* **Work instructions**: Without including any image, retype the records word for word.

══════

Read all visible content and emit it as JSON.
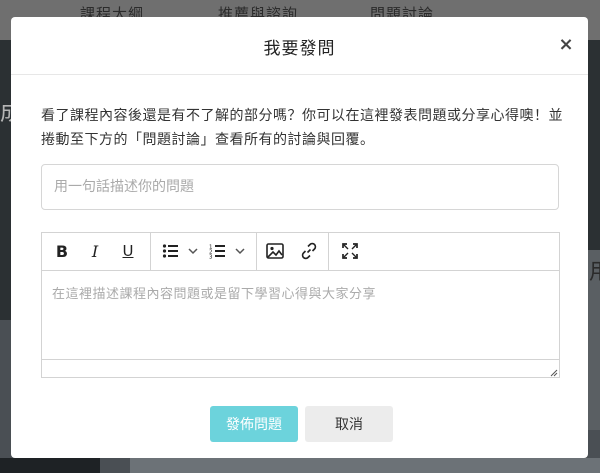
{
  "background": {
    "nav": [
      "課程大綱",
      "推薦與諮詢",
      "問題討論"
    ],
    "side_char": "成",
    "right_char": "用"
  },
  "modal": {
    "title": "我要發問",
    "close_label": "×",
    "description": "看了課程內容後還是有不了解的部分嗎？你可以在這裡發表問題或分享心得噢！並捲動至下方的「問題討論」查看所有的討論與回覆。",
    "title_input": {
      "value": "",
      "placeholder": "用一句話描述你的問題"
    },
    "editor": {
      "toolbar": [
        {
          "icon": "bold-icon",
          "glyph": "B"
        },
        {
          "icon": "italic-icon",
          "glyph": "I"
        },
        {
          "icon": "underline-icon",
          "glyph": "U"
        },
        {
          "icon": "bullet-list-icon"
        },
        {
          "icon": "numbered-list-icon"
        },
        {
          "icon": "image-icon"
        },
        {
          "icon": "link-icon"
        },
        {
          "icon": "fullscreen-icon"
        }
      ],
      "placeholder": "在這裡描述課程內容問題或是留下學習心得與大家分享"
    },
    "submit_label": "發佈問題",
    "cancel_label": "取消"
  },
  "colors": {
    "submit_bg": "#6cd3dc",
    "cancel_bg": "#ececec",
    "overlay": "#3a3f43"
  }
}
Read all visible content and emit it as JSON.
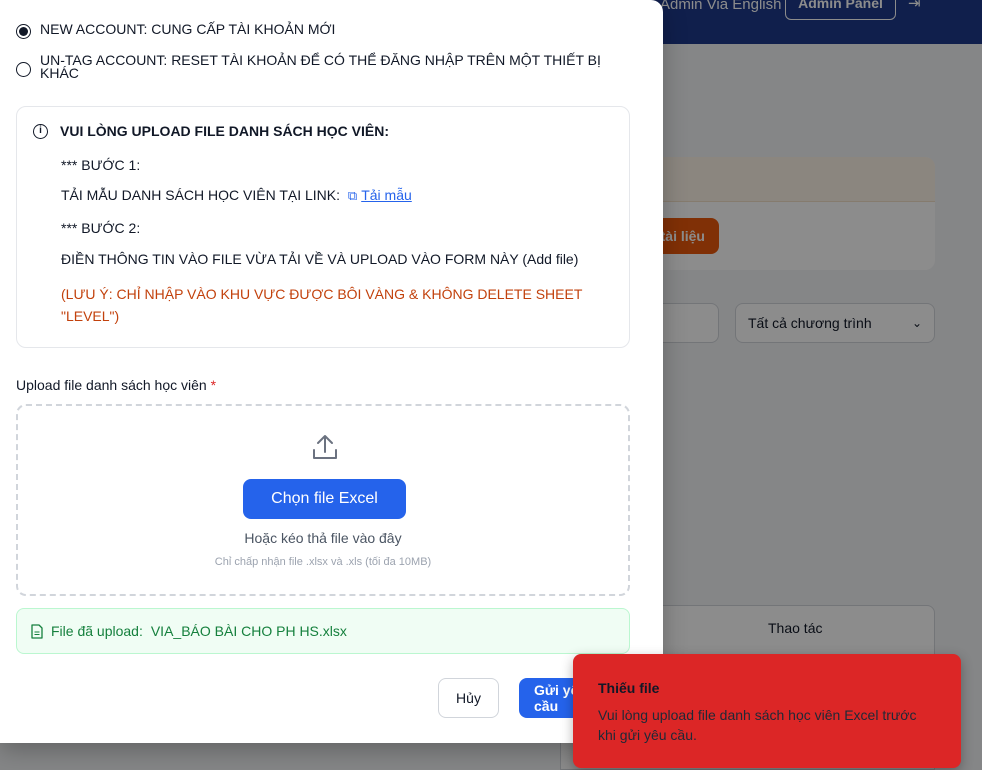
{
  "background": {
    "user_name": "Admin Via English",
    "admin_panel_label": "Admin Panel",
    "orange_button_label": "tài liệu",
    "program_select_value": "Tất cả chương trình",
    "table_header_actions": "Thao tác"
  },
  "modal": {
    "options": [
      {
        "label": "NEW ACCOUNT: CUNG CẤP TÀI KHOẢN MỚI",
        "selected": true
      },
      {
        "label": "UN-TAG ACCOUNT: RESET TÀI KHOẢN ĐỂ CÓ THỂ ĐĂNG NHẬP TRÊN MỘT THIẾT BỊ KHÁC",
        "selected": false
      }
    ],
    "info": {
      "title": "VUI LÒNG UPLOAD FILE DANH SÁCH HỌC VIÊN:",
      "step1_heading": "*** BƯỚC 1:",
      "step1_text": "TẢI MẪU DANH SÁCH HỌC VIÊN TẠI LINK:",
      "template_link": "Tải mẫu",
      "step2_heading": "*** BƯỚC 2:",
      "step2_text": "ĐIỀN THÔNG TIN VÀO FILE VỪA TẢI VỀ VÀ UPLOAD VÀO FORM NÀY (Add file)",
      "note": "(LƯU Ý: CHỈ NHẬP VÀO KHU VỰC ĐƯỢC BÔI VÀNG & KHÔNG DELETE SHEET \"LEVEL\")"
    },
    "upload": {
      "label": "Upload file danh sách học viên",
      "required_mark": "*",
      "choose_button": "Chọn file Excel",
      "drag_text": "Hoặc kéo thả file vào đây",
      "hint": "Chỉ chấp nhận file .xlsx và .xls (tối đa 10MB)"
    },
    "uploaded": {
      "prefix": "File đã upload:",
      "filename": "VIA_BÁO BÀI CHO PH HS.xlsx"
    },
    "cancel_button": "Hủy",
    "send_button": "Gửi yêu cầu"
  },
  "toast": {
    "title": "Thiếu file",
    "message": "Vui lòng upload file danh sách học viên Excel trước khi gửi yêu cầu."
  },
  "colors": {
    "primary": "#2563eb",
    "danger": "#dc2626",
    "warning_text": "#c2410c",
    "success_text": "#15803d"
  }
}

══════

* **Answer to the problem**:
Read all visible content and emit it as JSON.
{
  "background": {
    "nav": [
      "課程大綱",
      "推薦與諮詢",
      "問題討論"
    ],
    "side_char": "成",
    "right_char": "用"
  },
  "modal": {
    "title": "我要發問",
    "close_label": "×",
    "description": "看了課程內容後還是有不了解的部分嗎？你可以在這裡發表問題或分享心得噢！並捲動至下方的「問題討論」查看所有的討論與回覆。",
    "title_input": {
      "value": "",
      "placeholder": "用一句話描述你的問題"
    },
    "editor": {
      "toolbar": [
        {
          "icon": "bold-icon",
          "glyph": "B"
        },
        {
          "icon": "italic-icon",
          "glyph": "I"
        },
        {
          "icon": "underline-icon",
          "glyph": "U"
        },
        {
          "icon": "bullet-list-icon"
        },
        {
          "icon": "numbered-list-icon"
        },
        {
          "icon": "image-icon"
        },
        {
          "icon": "link-icon"
        },
        {
          "icon": "fullscreen-icon"
        }
      ],
      "placeholder": "在這裡描述課程內容問題或是留下學習心得與大家分享"
    },
    "submit_label": "發佈問題",
    "cancel_label": "取消"
  },
  "colors": {
    "submit_bg": "#6cd3dc",
    "cancel_bg": "#ececec",
    "overlay": "#3a3f43"
  }
}
Read all visible content and emit it as JSON.
{
  "background": {
    "user_name": "Admin Via English",
    "admin_panel_label": "Admin Panel",
    "orange_button_label": "tài liệu",
    "program_select_value": "Tất cả chương trình",
    "table_header_actions": "Thao tác"
  },
  "modal": {
    "options": [
      {
        "label": "NEW ACCOUNT: CUNG CẤP TÀI KHOẢN MỚI",
        "selected": true
      },
      {
        "label": "UN-TAG ACCOUNT: RESET TÀI KHOẢN ĐỂ CÓ THỂ ĐĂNG NHẬP TRÊN MỘT THIẾT BỊ KHÁC",
        "selected": false
      }
    ],
    "info": {
      "title": "VUI LÒNG UPLOAD FILE DANH SÁCH HỌC VIÊN:",
      "step1_heading": "*** BƯỚC 1:",
      "step1_text": "TẢI MẪU DANH SÁCH HỌC VIÊN TẠI LINK:",
      "template_link": "Tải mẫu",
      "step2_heading": "*** BƯỚC 2:",
      "step2_text": "ĐIỀN THÔNG TIN VÀO FILE VỪA TẢI VỀ VÀ UPLOAD VÀO FORM NÀY (Add file)",
      "note": "(LƯU Ý: CHỈ NHẬP VÀO KHU VỰC ĐƯỢC BÔI VÀNG & KHÔNG DELETE SHEET \"LEVEL\")"
    },
    "upload": {
      "label": "Upload file danh sách học viên",
      "required_mark": "*",
      "choose_button": "Chọn file Excel",
      "drag_text": "Hoặc kéo thả file vào đây",
      "hint": "Chỉ chấp nhận file .xlsx và .xls (tối đa 10MB)"
    },
    "uploaded": {
      "prefix": "File đã upload:",
      "filename": "VIA_BÁO BÀI CHO PH HS.xlsx"
    },
    "cancel_button": "Hủy",
    "send_button": "Gửi yêu cầu"
  },
  "toast": {
    "title": "Thiếu file",
    "message": "Vui lòng upload file danh sách học viên Excel trước khi gửi yêu cầu."
  },
  "colors": {
    "primary": "#2563eb",
    "danger": "#dc2626",
    "warning_text": "#c2410c",
    "success_text": "#15803d"
  }
}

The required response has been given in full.